Much to gain if periodicals merge

Nov 5, 2018 by and

Print Friendly, PDF & Email

The future of Mennonite journalism is the talk of the church. The proposed merger of Mennonite World Review Inc. and The Mennonite Inc. has got people thinking about what might be gained or lost in a merger and what a Mennonite news media organization should look like in the 21st century.

At MWR we’ve received hundreds of responses to a survey we sent with our annual fund­raising letter a month ago. Mennonite Church USA, too, is collecting input, sending an email survey in October for MC USA constituents to complete.

Responding to MWR’s survey, people say they appreciate our independence and broad coverage of the Anabaptist world. These qualities are the core of MWR’s identity, readers say. Don’t lose them.

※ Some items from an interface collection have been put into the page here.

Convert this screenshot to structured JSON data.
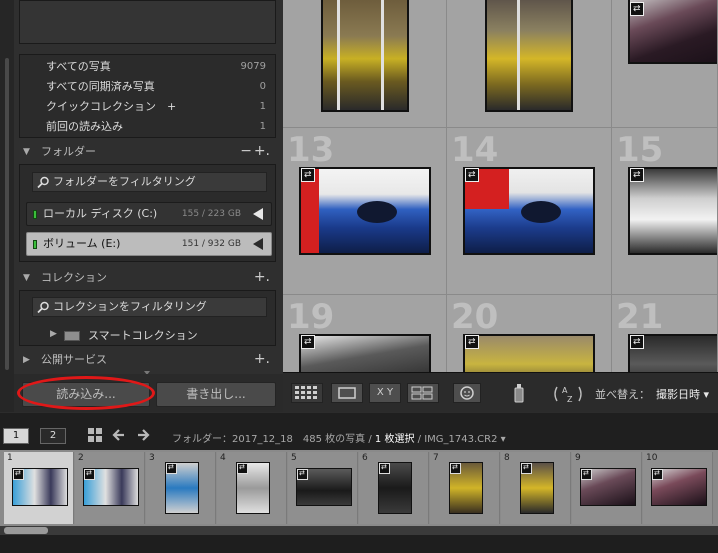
{
  "catalog": {
    "items": [
      {
        "label": "すべての写真",
        "count": "9079"
      },
      {
        "label": "すべての同期済み写真",
        "count": "0"
      },
      {
        "label": "クイックコレクション　+",
        "count": "1"
      },
      {
        "label": "前回の読み込み",
        "count": "1"
      }
    ]
  },
  "folders": {
    "title": "フォルダー",
    "minus": "−",
    "plus": "+.",
    "filter_placeholder": "フォルダーをフィルタリング",
    "volumes": [
      {
        "name": "ローカル ディスク (C:)",
        "size": "155 / 223 GB"
      },
      {
        "name": "ボリューム (E:)",
        "size": "151 / 932 GB"
      }
    ]
  },
  "collections": {
    "title": "コレクション",
    "plus": "+.",
    "filter_placeholder": "コレクションをフィルタリング",
    "smart_collection": "スマートコレクション"
  },
  "publish": {
    "title": "公開サービス",
    "plus": "+."
  },
  "buttons": {
    "import": "読み込み...",
    "export": "書き出し..."
  },
  "grid": {
    "numbers": [
      "13",
      "14",
      "15",
      "19",
      "20",
      "21"
    ]
  },
  "toolbar": {
    "xy_label": "X Y",
    "sort_label": "並べ替え：",
    "sort_value": "撮影日時 ▾"
  },
  "filmstrip_bar": {
    "page1": "1",
    "page2": "2",
    "path_prefix": "フォルダー：2017_12_18　485 枚の写真 /",
    "path_selected": "1 枚選択",
    "path_suffix": "/ IMG_1743.CR2 ▾"
  },
  "filmstrip": {
    "frames": [
      "1",
      "2",
      "3",
      "4",
      "5",
      "6",
      "7",
      "8",
      "9",
      "10"
    ]
  },
  "colors": {
    "accent_red": "#e01818",
    "panel_bg": "#2f2f2f",
    "grid_bg": "#a9a9a9",
    "led_green": "#3bbf3b"
  }
}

We won’t.

Along with support for a merger, we also hear some fear of loss. This is a natural reaction to the prospect of change. We’ve promised that a merged organization would be independent and inter-Mennonite, as MWR is today. But we can’t erase all fear of change.

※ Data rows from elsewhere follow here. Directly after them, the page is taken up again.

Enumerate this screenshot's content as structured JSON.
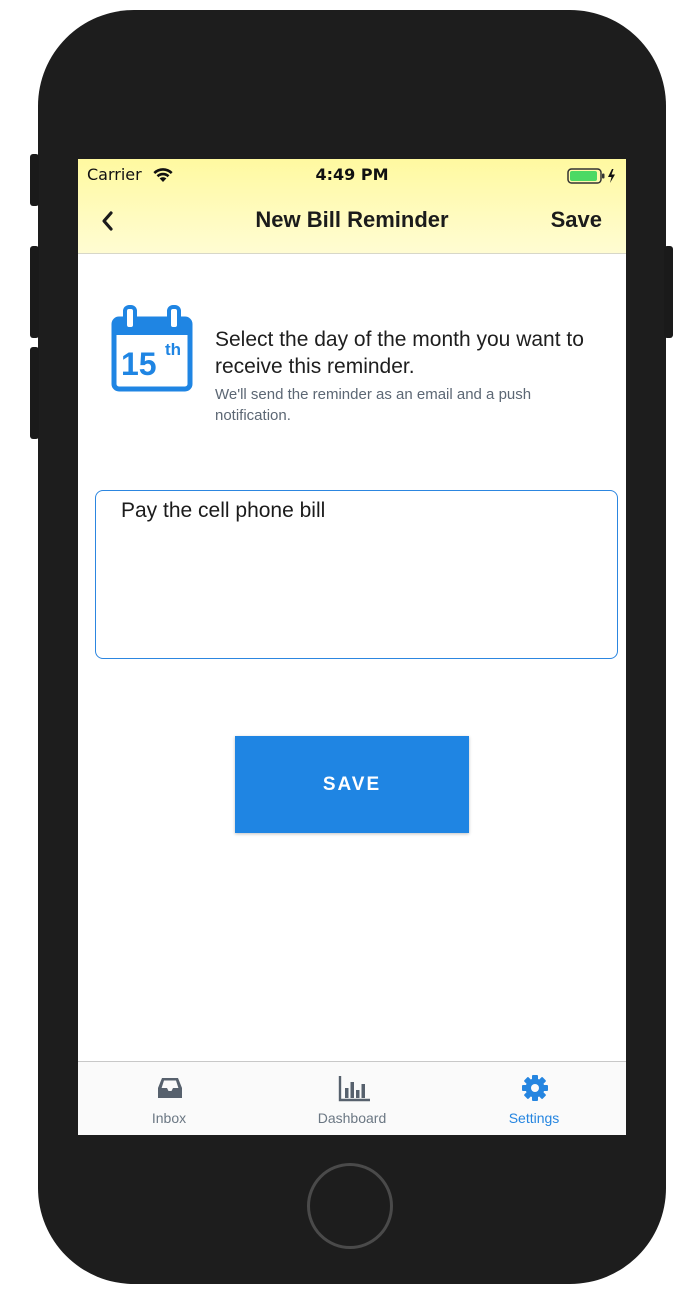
{
  "status_bar": {
    "carrier": "Carrier",
    "time": "4:49 PM",
    "battery_color": "#4cd964"
  },
  "nav": {
    "back_icon": "chevron-left-icon",
    "title": "New Bill Reminder",
    "save_label": "Save"
  },
  "info": {
    "calendar_icon": "calendar-icon",
    "calendar_day": "15",
    "calendar_suffix": "th",
    "heading": "Select the day of the month you want to receive this reminder.",
    "subtext": "We'll send the reminder as an email and a push notification."
  },
  "reminder_input": {
    "value": "Pay the cell phone bill"
  },
  "save_button": {
    "label": "SAVE",
    "color": "#1f85e3"
  },
  "tabbar": {
    "tabs": [
      {
        "label": "Inbox",
        "icon": "inbox-icon",
        "active": false
      },
      {
        "label": "Dashboard",
        "icon": "bar-chart-icon",
        "active": false
      },
      {
        "label": "Settings",
        "icon": "gear-icon",
        "active": true
      }
    ],
    "active_color": "#2585e0",
    "inactive_color": "#6b7783"
  },
  "colors": {
    "accent": "#1f85e3",
    "header_bg": "#fffbbf"
  }
}
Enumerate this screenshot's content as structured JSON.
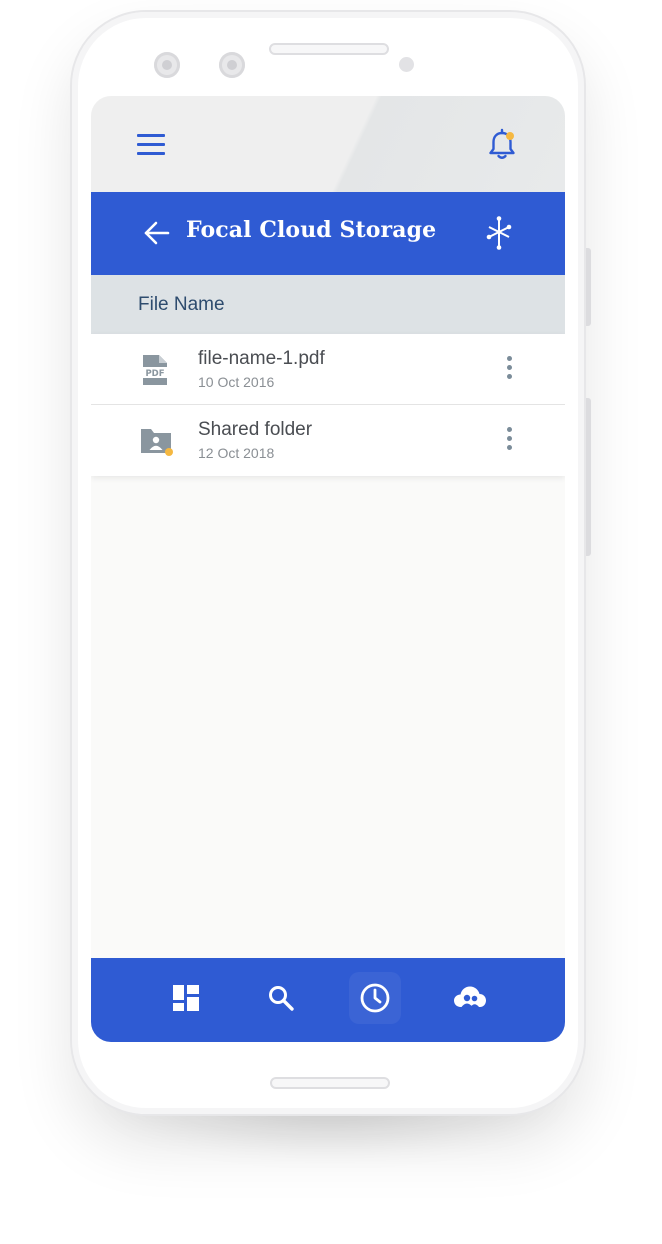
{
  "app": {
    "title": "Focal Cloud Storage"
  },
  "toolbar": {
    "menu_icon": "hamburger-menu-icon",
    "notification_icon": "bell-icon",
    "notification_badge_color": "#f5b841"
  },
  "app_bar": {
    "back_icon": "arrow-left-icon",
    "share_icon": "share-network-icon"
  },
  "list_header": {
    "column_label": "File Name"
  },
  "files": [
    {
      "name": "file-name-1.pdf",
      "date": "10 Oct 2016",
      "icon": "pdf-file-icon"
    },
    {
      "name": "Shared folder",
      "date": "12 Oct 2018",
      "icon": "shared-folder-icon"
    }
  ],
  "bottom_nav": [
    {
      "icon": "dashboard-icon",
      "active": false
    },
    {
      "icon": "search-icon",
      "active": false
    },
    {
      "icon": "clock-icon",
      "active": true
    },
    {
      "icon": "cloud-users-icon",
      "active": false
    }
  ],
  "colors": {
    "primary": "#2f5bd3",
    "header_bg": "#dde2e5",
    "accent": "#f5b841",
    "icon_gray": "#8a969f"
  }
}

That’s one side of the fear of loss. The other, voiced by some in MC USA, is that a denomination shouldn’t be without an official periodical.

On that point, it’s worth thinking about how a news media organization can serve the church well today, in print and online.

Many people don’t realize that The Mennonite Inc., a nonprofit program entity of MC USA, is already independent in the most important ways. It gets no financial support from MC USA. Denominational leaders have no authority over its content. In 2017 the editors changed the magazine’s tagline from “a forum for the voices of Mennonite Church USA” to “a forum for Mennonite voices.”

Thus, in several vital respects — editorially, financially and breadth of purpose — it would not be a radical change for The Mennonite to join with MWR to launch a new independent media organization.

While there are many excellent official periodicals, we believe the church press can best serve its readers from a vantage point outside the denominational structure. Independent coverage validates the credibility and importance of a denomination’s news. An independent church press supports the church in the same way that a free press supports a nation — by presenting a vision for the common good, helping the people stay engaged and informed, and holding leaders accountable with critique or praise.

Leaders’ relationship with a free church press may be uncomfortable at times. But it’s actually in their best interest, too. A denomination that turns its magazine into a one-way cheerleader (The Mennonite is not one of these) risks a loss of interest in the periodical and even in the denomination itself. We have seen it happen. By contrast, when an independent publication leads a few cheers for the institutional church, it really means something.

Though some will feel a loss if MC USA no longer claims a periodical exclusively as its own, the prospect of a wider impact promises a greater gain. In the wake of MC USA’s membership losses, MWR brings to the table readers from Lancaster Mennonite Conference and others who might avoid an MC USA magazine. An unaffiliated periodical is positioned to build a bridge to the Evana Network, the Mennonite Brethren and others. It also suits a post­denominational era, as loyalty to once-dominant institutions declines. A periodical with a wider reach would amplify MC USA’s voices, alongside others.

Within this Mennonite amalgam, MC USA members would find their denomination getting priority attention. A merged periodical would commit to serving its readers well by emphasizing news and voices of the denomination that most of them belong to. MWR already does this. A new periodical, pledging a supportive relationship with MC USA, would look different from The Mennonite and MWR, incorporating their best elements and adding new ones.

The merger proposal envisions an Anabaptist flagship publication all Mennonites can call their own. In a time of declining revenue for legacy media, the plan maximizes the potential for long-term survival and vitality. Both publications’ boards have given their support. We expect the decision-making process will be complete by March. The real risk of loss would be not to try something new.


Comments Policy

Mennonite World Review invites readers’ comments on articles. To promote constructive dialogue, editors select the comments that appear, just as we do with letters to the editor in print. These decisions are final. Writers must sign their first and last names; anonymous comments are not accepted. Comments do not appear until approved and are posted during business hours. Comments may be reproduced in print, and may be edited if selected for print.

About Me

advertisement advertisement